But the Arab Spring remains a work in progress.
In Tunisia and Egypt, where it all began, there is room for guarded optimism. Multi-party elections are due in both places which, despite much uncertainty, are likely to usher in more democratic systems.
If that happens, Egypt, a regional bellwether, will become a beacon for reformers elsewhere.
At the other extreme, Libya and Syria stand as warnings of what happens when ruthless regimes resort to sustained violence to cling to power.
Most other Arab states lie somewhere in between. None is immune to the pressures for change.
Demise of the strongmen
The West is at a loss to know how to respond.
The stalemate in Libya has blunted the appetite for direct intervention. Whatever the outcome there, Libya will be a one-off.
The rhetoric of support for democratisation - whether from US President Barack Obama or Britain's Prime Minister David Cameron - needs to be taken with a pinch of salt.
Western diplomats, military men and intelligence chiefs find themselves - rather like the Middle East itself - in limbo.

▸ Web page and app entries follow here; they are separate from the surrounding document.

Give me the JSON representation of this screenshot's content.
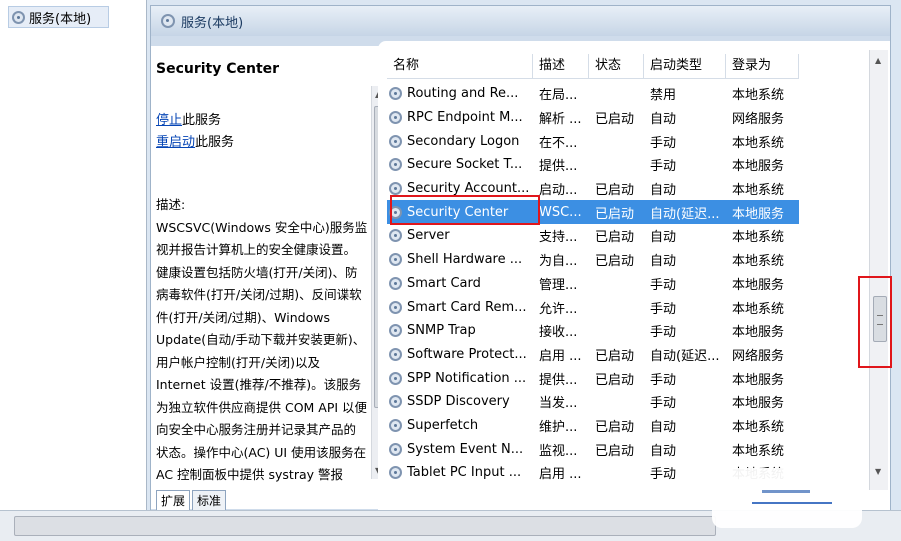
{
  "tree": {
    "node_label": "服务(本地)"
  },
  "header": {
    "title": "服务(本地)"
  },
  "description": {
    "service_name": "Security Center",
    "stop_link": "停止",
    "stop_suffix": "此服务",
    "restart_link": "重启动",
    "restart_suffix": "此服务",
    "body": "描述:\nWSCSVC(Windows 安全中心)服务监视并报告计算机上的安全健康设置。健康设置包括防火墙(打开/关闭)、防病毒软件(打开/关闭/过期)、反间谍软件(打开/关闭/过期)、Windows Update(自动/手动下载并安装更新)、用户帐户控制(打开/关闭)以及 Internet 设置(推荐/不推荐)。该服务为独立软件供应商提供 COM API 以便向安全中心服务注册并记录其产品的状态。操作中心(AC) UI 使用该服务在 AC 控制面板中提供 systray 警报"
  },
  "tabs": [
    {
      "label": "扩展"
    },
    {
      "label": "标准"
    }
  ],
  "columns": {
    "name": "名称",
    "desc": "描述",
    "status": "状态",
    "startup": "启动类型",
    "logon": "登录为"
  },
  "sort_indicator": "^",
  "services": [
    {
      "name": "Routing and Re...",
      "desc": "在局...",
      "status": "",
      "startup": "禁用",
      "logon": "本地系统"
    },
    {
      "name": "RPC Endpoint M...",
      "desc": "解析 ...",
      "status": "已启动",
      "startup": "自动",
      "logon": "网络服务"
    },
    {
      "name": "Secondary Logon",
      "desc": "在不...",
      "status": "",
      "startup": "手动",
      "logon": "本地系统"
    },
    {
      "name": "Secure Socket T...",
      "desc": "提供...",
      "status": "",
      "startup": "手动",
      "logon": "本地服务"
    },
    {
      "name": "Security Account...",
      "desc": "启动...",
      "status": "已启动",
      "startup": "自动",
      "logon": "本地系统"
    },
    {
      "name": "Security Center",
      "desc": "WSC...",
      "status": "已启动",
      "startup": "自动(延迟...",
      "logon": "本地服务",
      "selected": true
    },
    {
      "name": "Server",
      "desc": "支持...",
      "status": "已启动",
      "startup": "自动",
      "logon": "本地系统"
    },
    {
      "name": "Shell Hardware ...",
      "desc": "为自...",
      "status": "已启动",
      "startup": "自动",
      "logon": "本地系统"
    },
    {
      "name": "Smart Card",
      "desc": "管理...",
      "status": "",
      "startup": "手动",
      "logon": "本地服务"
    },
    {
      "name": "Smart Card Rem...",
      "desc": "允许...",
      "status": "",
      "startup": "手动",
      "logon": "本地系统"
    },
    {
      "name": "SNMP Trap",
      "desc": "接收...",
      "status": "",
      "startup": "手动",
      "logon": "本地服务"
    },
    {
      "name": "Software Protect...",
      "desc": "启用 ...",
      "status": "已启动",
      "startup": "自动(延迟...",
      "logon": "网络服务"
    },
    {
      "name": "SPP Notification ...",
      "desc": "提供...",
      "status": "已启动",
      "startup": "手动",
      "logon": "本地服务"
    },
    {
      "name": "SSDP Discovery",
      "desc": "当发...",
      "status": "",
      "startup": "手动",
      "logon": "本地服务"
    },
    {
      "name": "Superfetch",
      "desc": "维护...",
      "status": "已启动",
      "startup": "自动",
      "logon": "本地系统"
    },
    {
      "name": "System Event N...",
      "desc": "监视...",
      "status": "已启动",
      "startup": "自动",
      "logon": "本地系统"
    },
    {
      "name": "Tablet PC Input ...",
      "desc": "启用 ...",
      "status": "",
      "startup": "手动",
      "logon": "本地系统"
    }
  ],
  "colors": {
    "selection": "#3c8fe3",
    "highlight_box": "#e0161b",
    "link": "#0645b5"
  }
}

For decades they relied on regional strongmen to promote Arab-Israeli peace, fight Islamist extremism and counter the influence of Iran.
Now they no longer know who they can count on. They are left waiting anxiously for the dust to settle - which may take months or even years.
Then there is Saudi Arabia, dubbed by some commentators "the elephant in the room".
The West needs the Saudi kingdom more than ever - yet is at odds with it over whether the Arab Spring should be encouraged or repressed.
As a status-quo power in a region in flux, the House of Saud is in a deeply uncomfortable position.
The Saudi princes were able to intervene in next-door Bahrain, to prop up a friendly regime facing sustained popular protest.
But they are not in a position to do so elsewhere.
They are unsettled by the regional upheaval - and angry with their Western allies whom they accuse of abandoning them.
Finally, why has the unrest been more pronounced in some places than in others? Are the monarchies less susceptible to change than the republics?
If so, why has there been no serious unrest in Algeria? A republic with an ailing leader, a burgeoning population and deep-rooted economic and social grievances, the country would seem to typify the Arab malaise.
Some analysts think Algerians are fearful that any new unrest would revive the terrible violence of the 1990s.
The Arab Spring has not lost its power to shock, puzzle and amaze.
Roger Hardy is a visiting fellow at the Centre for International Studies at LSE